• [Records]
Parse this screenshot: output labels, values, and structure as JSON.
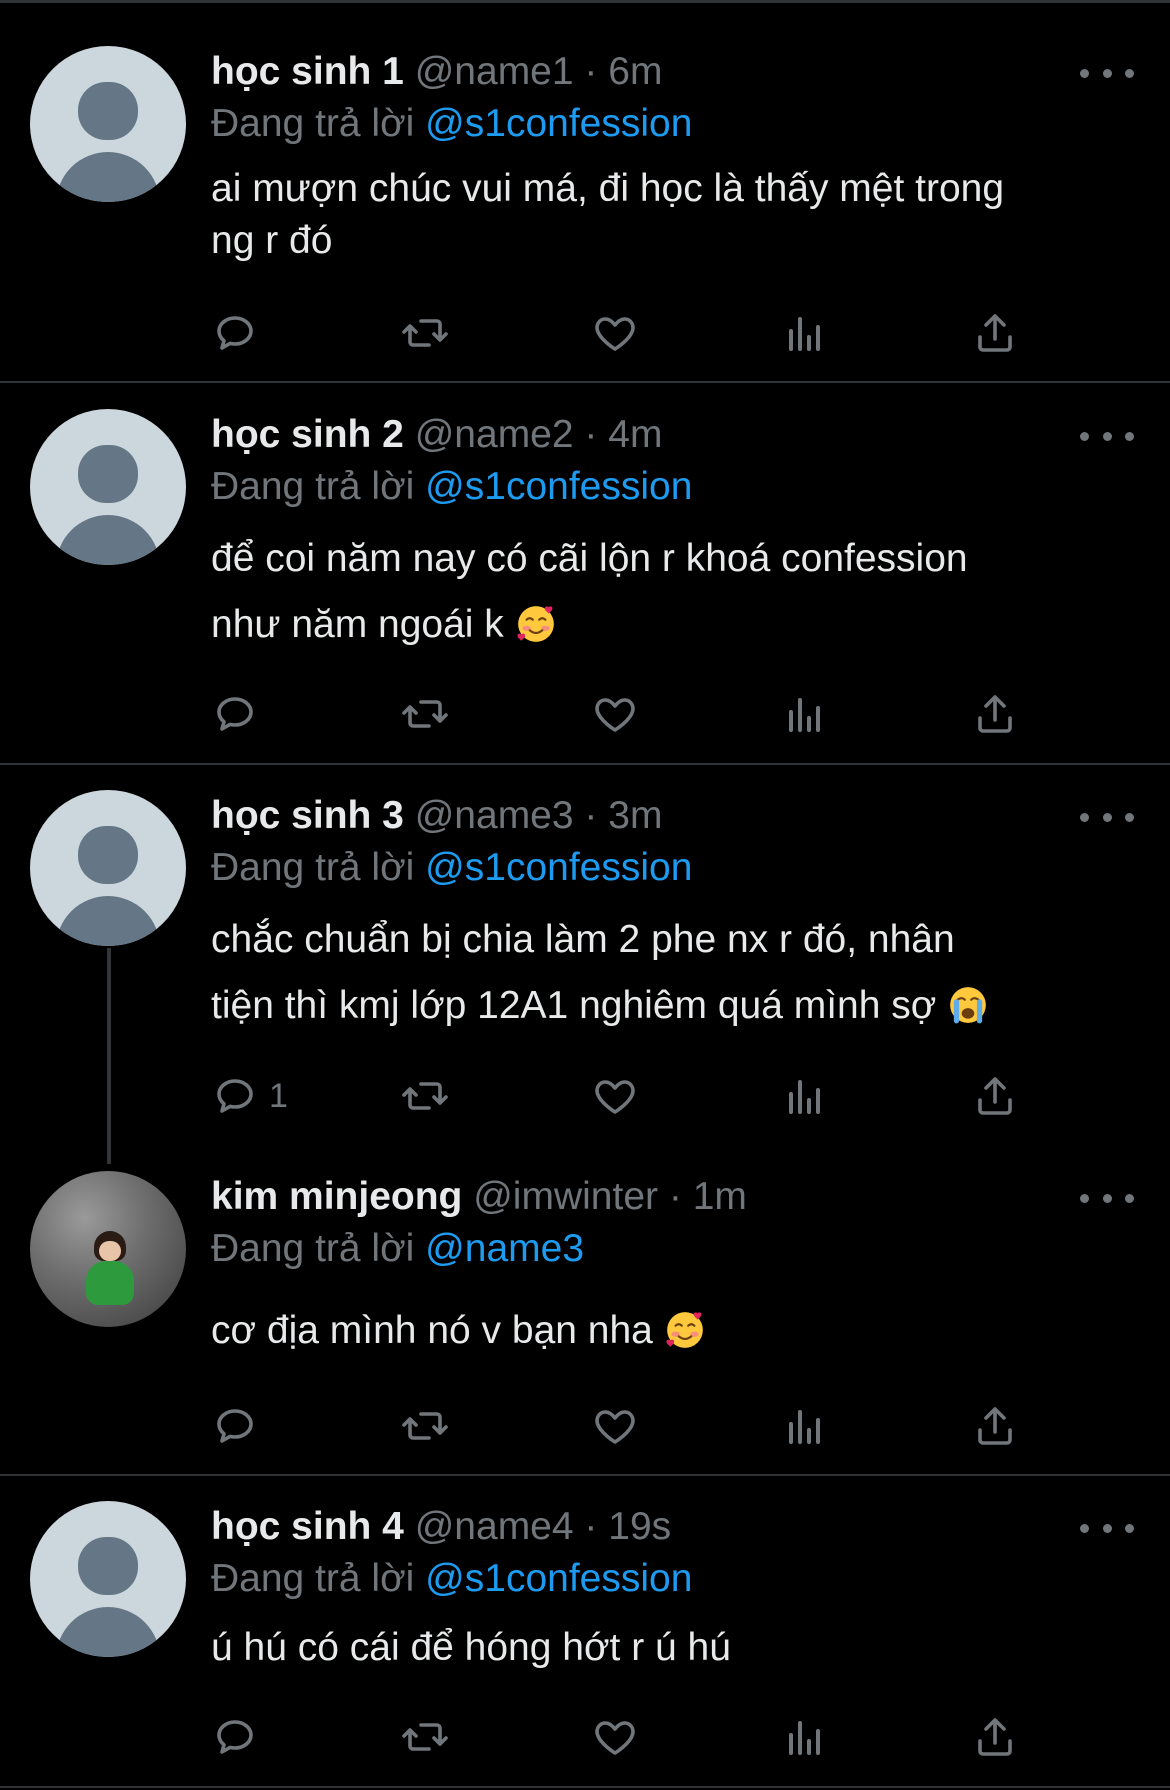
{
  "reply_prefix": "Đang trả lời",
  "colors": {
    "background": "#000000",
    "text": "#e7e9ea",
    "secondary": "#71767b",
    "link": "#1d9bf0",
    "divider": "#2f3336"
  },
  "tweets": [
    {
      "name": "học sinh 1",
      "handle": "@name1",
      "sep": "·",
      "time": "6m",
      "reply_to": "@s1confession",
      "text": [
        "ai mượn chúc vui má, đi học là thấy mệt trong",
        "ng r đó"
      ],
      "reply_count": "",
      "avatar": "default-avatar-icon"
    },
    {
      "name": "học sinh 2",
      "handle": "@name2",
      "sep": "·",
      "time": "4m",
      "reply_to": "@s1confession",
      "text": [
        "để coi năm nay có cãi lộn r khoá confession",
        "như năm ngoái k"
      ],
      "emoji": "smiling-face-with-hearts",
      "reply_count": "",
      "avatar": "default-avatar-icon"
    },
    {
      "name": "học sinh 3",
      "handle": "@name3",
      "sep": "·",
      "time": "3m",
      "reply_to": "@s1confession",
      "text": [
        "chắc chuẩn bị chia làm 2 phe nx r đó, nhân",
        "tiện thì kmj lớp 12A1 nghiêm quá mình sợ"
      ],
      "emoji": "loudly-crying-face",
      "reply_count": "1",
      "avatar": "default-avatar-icon"
    },
    {
      "name": "kim minjeong",
      "handle": "@imwinter",
      "sep": "·",
      "time": "1m",
      "reply_to": "@name3",
      "text": [
        "cơ địa mình nó v bạn nha"
      ],
      "emoji": "smiling-face-with-hearts",
      "reply_count": "",
      "avatar": "profile-photo"
    },
    {
      "name": "học sinh 4",
      "handle": "@name4",
      "sep": "·",
      "time": "19s",
      "reply_to": "@s1confession",
      "text": [
        "ú hú có cái để hóng hớt r ú hú"
      ],
      "reply_count": "",
      "avatar": "default-avatar-icon"
    }
  ]
}
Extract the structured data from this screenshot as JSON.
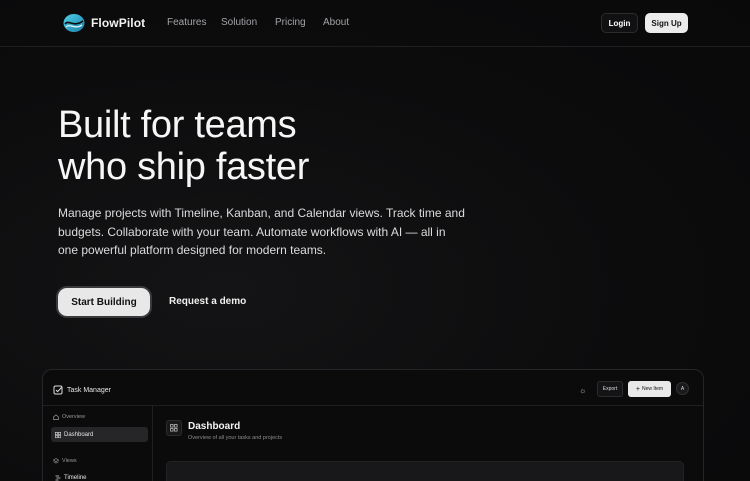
{
  "brand": {
    "name": "FlowPilot",
    "logo_icon": "wave-logo-icon",
    "accent": "#29b6d6"
  },
  "nav": {
    "links": [
      "Features",
      "Solution",
      "Pricing",
      "About"
    ],
    "login_label": "Login",
    "signup_label": "Sign Up"
  },
  "hero": {
    "title_line1": "Built for teams",
    "title_line2": "who ship faster",
    "description": "Manage projects with Timeline, Kanban, and Calendar views. Track time and budgets. Collaborate with your team. Automate workflows with AI — all in one powerful platform designed for modern teams.",
    "primary_cta": "Start Building",
    "secondary_cta": "Request a demo"
  },
  "preview": {
    "app_title": "Task Manager",
    "app_icon": "checkbox-icon",
    "theme_icon": "sun-icon",
    "export_label": "Export",
    "new_item_label": "New Item",
    "avatar_initial": "A",
    "sidebar": {
      "overview_label": "Overview",
      "dashboard_item": "Dashboard",
      "views_label": "Views",
      "timeline_item": "Timeline"
    },
    "dashboard": {
      "title": "Dashboard",
      "subtitle": "Overview of all your tasks and projects"
    }
  }
}
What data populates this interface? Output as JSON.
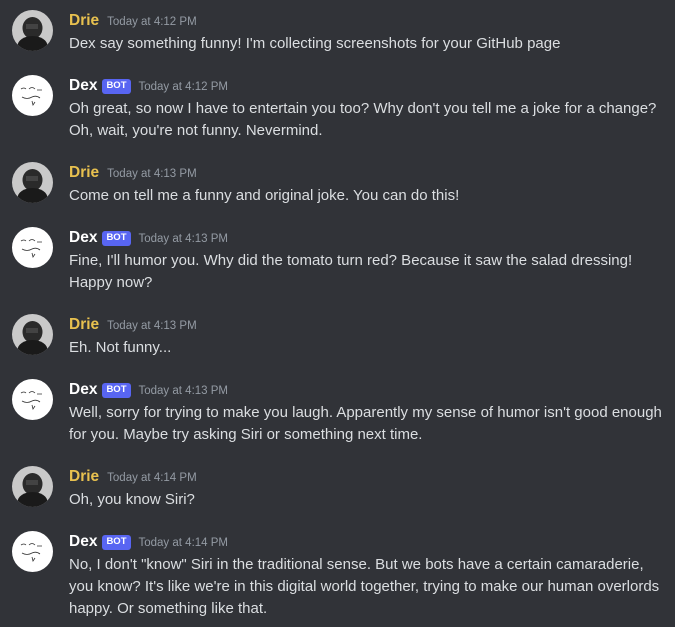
{
  "colors": {
    "background": "#313338",
    "drie_name": "#e8c14f",
    "dex_name": "#ffffff",
    "bot_tag": "#5865f2",
    "timestamp": "#949ba4",
    "message_text": "#dbdee1"
  },
  "messages": [
    {
      "author": "Drie",
      "bot_tag": "",
      "timestamp": "Today at 4:12 PM",
      "avatar_icon": "dark-photo-avatar-icon",
      "text": "Dex say something funny! I'm collecting screenshots for your GitHub page"
    },
    {
      "author": "Dex",
      "bot_tag": "BOT",
      "timestamp": "Today at 4:12 PM",
      "avatar_icon": "sketch-avatar-icon",
      "text": "Oh great, so now I have to entertain you too? Why don't you tell me a joke for a change? Oh, wait, you're not funny. Nevermind."
    },
    {
      "author": "Drie",
      "bot_tag": "",
      "timestamp": "Today at 4:13 PM",
      "avatar_icon": "dark-photo-avatar-icon",
      "text": "Come on tell me a funny and original joke. You can do this!"
    },
    {
      "author": "Dex",
      "bot_tag": "BOT",
      "timestamp": "Today at 4:13 PM",
      "avatar_icon": "sketch-avatar-icon",
      "text": "Fine, I'll humor you. Why did the tomato turn red? Because it saw the salad dressing! Happy now?"
    },
    {
      "author": "Drie",
      "bot_tag": "",
      "timestamp": "Today at 4:13 PM",
      "avatar_icon": "dark-photo-avatar-icon",
      "text": "Eh. Not funny..."
    },
    {
      "author": "Dex",
      "bot_tag": "BOT",
      "timestamp": "Today at 4:13 PM",
      "avatar_icon": "sketch-avatar-icon",
      "text": "Well, sorry for trying to make you laugh. Apparently my sense of humor isn't good enough for you. Maybe try asking Siri or something next time."
    },
    {
      "author": "Drie",
      "bot_tag": "",
      "timestamp": "Today at 4:14 PM",
      "avatar_icon": "dark-photo-avatar-icon",
      "text": "Oh, you know Siri?"
    },
    {
      "author": "Dex",
      "bot_tag": "BOT",
      "timestamp": "Today at 4:14 PM",
      "avatar_icon": "sketch-avatar-icon",
      "text": "No, I don't \"know\" Siri in the traditional sense. But we bots have a certain camaraderie, you know? It's like we're in this digital world together, trying to make our human overlords happy. Or something like that."
    }
  ]
}
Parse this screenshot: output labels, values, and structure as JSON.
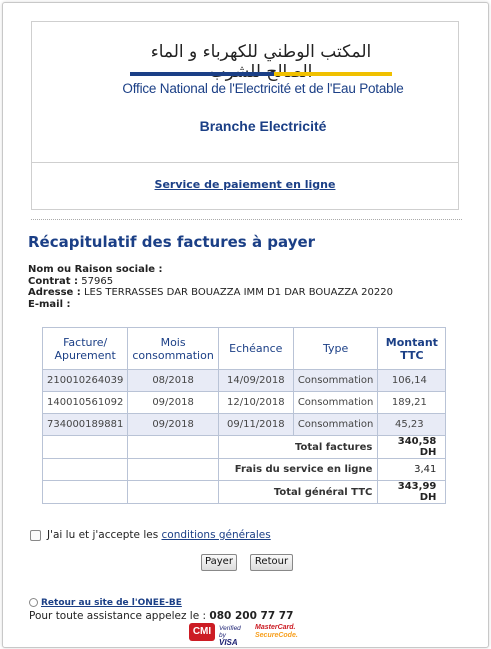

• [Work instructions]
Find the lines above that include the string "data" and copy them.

• [Exercise answer]
Extract the structured data from this screenshot as JSON.
What data populates this interface? Output as JSON.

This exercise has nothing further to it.